My research focuses broadly on Ancient Greek and Roman Philosophy and more narrowly on Plato. I’ve published a book on Plato’s views on the relationship between philosophy and rhetoric that examines in particular how our attitudes towards argument are shaped by our attitudes towards others. Currently I’m working on a cluster of issues surrounding Plato’s understanding of the metaphysics of change or kinēsis.
In addition to my scholarship on Plato, I have interests in issues of philosophical method, philosophy as a way of life, the history and practice of rhetoric, ancient literature, and moral psychology (both ancient and contemporary). Most of the courses I teach are on topics that are central to the study of ancient philosophy and the ancient world, though in the past I’ve also taught courses on contemporary virtue ethics and the history of civil disobedience.

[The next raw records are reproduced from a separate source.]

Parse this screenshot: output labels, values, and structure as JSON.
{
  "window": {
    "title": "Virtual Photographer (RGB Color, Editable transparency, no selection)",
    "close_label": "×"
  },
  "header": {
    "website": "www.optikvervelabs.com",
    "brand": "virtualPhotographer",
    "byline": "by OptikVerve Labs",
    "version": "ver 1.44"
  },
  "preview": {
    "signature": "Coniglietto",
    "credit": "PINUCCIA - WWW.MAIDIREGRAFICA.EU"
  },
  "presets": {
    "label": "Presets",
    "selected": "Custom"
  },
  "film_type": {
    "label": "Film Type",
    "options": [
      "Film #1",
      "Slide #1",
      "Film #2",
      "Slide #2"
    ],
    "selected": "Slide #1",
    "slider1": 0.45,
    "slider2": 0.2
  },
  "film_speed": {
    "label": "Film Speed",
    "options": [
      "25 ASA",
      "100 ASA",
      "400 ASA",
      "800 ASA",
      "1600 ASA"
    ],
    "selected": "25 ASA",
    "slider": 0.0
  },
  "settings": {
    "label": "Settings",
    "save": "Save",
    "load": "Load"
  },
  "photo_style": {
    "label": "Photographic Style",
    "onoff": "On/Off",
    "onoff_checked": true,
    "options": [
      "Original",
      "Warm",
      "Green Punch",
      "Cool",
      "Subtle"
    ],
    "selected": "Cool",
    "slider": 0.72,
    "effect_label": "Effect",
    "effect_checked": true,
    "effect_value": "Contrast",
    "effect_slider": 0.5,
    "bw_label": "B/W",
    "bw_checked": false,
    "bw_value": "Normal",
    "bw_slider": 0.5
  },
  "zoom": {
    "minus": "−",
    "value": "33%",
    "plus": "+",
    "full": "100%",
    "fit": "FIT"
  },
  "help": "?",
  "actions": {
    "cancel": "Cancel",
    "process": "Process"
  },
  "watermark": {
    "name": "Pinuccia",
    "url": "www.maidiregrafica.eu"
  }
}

This fall I’ll be co-teaching (with Kari Weil) the College of Letters Antiquity Colloquium and also co-teaching (with Steve Angle and Steve Horst) an introductory philosophy course, “Living a Good Life.” In Spring 2023 I’ll be offering a higher-level philosophy seminar, “Radical Self-Care.” Beginning in 2022–23 I’ll serve as the Faculty Director at Wesleyan for the Mellon Mays Undergraduate Fellowship.